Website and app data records
________________________

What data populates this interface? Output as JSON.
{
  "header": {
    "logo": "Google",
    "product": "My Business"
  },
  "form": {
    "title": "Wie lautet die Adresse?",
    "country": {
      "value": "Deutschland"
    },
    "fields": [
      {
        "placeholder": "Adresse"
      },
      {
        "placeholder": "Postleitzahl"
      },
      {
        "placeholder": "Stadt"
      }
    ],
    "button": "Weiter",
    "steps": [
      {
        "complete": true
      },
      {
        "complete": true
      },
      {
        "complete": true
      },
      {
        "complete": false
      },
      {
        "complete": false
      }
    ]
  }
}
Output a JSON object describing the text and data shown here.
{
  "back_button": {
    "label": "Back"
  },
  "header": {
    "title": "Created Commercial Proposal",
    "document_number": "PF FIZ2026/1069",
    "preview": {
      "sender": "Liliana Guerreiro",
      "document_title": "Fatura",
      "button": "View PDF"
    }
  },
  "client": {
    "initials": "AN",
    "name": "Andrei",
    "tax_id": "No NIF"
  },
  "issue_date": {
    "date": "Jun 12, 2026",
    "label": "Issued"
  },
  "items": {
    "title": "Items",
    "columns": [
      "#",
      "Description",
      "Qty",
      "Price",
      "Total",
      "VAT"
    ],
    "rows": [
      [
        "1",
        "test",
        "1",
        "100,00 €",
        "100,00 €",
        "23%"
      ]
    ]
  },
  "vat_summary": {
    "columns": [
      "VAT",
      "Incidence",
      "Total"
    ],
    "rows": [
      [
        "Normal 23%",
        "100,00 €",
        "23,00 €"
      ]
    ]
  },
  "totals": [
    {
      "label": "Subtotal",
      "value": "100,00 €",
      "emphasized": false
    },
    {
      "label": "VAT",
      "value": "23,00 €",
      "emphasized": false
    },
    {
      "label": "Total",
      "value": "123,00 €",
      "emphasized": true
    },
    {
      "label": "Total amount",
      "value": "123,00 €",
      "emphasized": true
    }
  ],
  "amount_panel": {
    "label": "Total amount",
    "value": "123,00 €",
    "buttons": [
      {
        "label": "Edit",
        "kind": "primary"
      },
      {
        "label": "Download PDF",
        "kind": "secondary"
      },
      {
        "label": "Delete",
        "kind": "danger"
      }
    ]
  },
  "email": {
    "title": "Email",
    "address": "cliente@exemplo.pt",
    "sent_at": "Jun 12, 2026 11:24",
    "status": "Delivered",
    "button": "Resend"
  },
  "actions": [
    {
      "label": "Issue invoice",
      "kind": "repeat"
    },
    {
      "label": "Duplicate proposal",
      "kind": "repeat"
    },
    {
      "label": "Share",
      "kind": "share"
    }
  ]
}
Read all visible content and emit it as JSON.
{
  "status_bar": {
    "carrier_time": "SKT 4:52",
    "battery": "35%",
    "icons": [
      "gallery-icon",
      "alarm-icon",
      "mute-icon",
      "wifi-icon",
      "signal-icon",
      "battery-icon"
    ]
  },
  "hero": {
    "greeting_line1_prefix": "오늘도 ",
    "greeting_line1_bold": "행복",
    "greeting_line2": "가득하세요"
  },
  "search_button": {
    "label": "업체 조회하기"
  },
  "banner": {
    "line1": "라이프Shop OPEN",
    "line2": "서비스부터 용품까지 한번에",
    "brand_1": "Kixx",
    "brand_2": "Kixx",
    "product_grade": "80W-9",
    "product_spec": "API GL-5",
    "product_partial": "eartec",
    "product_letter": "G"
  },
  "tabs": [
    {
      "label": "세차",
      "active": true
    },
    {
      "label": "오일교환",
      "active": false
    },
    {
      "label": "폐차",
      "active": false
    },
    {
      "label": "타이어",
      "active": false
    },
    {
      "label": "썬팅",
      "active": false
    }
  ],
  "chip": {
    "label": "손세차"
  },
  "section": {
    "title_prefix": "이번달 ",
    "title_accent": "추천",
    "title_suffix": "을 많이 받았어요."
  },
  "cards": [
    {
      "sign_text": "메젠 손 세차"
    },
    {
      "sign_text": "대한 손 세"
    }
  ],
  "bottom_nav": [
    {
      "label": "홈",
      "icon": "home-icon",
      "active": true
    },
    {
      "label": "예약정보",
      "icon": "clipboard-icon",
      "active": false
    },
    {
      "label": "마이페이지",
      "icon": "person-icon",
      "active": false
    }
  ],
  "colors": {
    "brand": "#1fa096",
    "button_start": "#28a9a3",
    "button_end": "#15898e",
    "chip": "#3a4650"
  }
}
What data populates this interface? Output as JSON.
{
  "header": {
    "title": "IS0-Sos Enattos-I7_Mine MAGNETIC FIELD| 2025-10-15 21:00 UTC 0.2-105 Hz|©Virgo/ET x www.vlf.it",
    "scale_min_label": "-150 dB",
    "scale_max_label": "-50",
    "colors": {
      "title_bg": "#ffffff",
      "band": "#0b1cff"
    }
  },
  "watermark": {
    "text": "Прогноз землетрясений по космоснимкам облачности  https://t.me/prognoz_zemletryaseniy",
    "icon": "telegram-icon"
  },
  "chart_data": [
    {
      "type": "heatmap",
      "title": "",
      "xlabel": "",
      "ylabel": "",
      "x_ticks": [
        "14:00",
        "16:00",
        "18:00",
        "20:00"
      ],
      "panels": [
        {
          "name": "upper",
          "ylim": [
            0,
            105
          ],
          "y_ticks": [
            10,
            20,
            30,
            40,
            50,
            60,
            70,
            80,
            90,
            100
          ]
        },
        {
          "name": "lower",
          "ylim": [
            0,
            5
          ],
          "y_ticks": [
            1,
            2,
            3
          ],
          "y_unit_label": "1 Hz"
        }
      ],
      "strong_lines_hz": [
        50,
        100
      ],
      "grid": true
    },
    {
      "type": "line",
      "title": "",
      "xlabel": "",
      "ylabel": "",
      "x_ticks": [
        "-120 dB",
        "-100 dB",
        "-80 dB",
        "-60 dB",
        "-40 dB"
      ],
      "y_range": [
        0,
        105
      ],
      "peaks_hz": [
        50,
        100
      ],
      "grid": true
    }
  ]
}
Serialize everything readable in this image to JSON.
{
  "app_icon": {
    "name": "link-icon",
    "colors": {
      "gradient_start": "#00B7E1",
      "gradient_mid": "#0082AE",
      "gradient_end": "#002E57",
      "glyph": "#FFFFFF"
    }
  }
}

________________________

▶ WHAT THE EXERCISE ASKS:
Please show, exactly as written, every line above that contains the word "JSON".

▶ THE COMPLETED TASK:
What data populates this interface? Output as JSON.
Output a JSON object describing the text and data shown here.
Read all visible content and emit it as JSON.
What data populates this interface? Output as JSON.
Serialize everything readable in this image to JSON.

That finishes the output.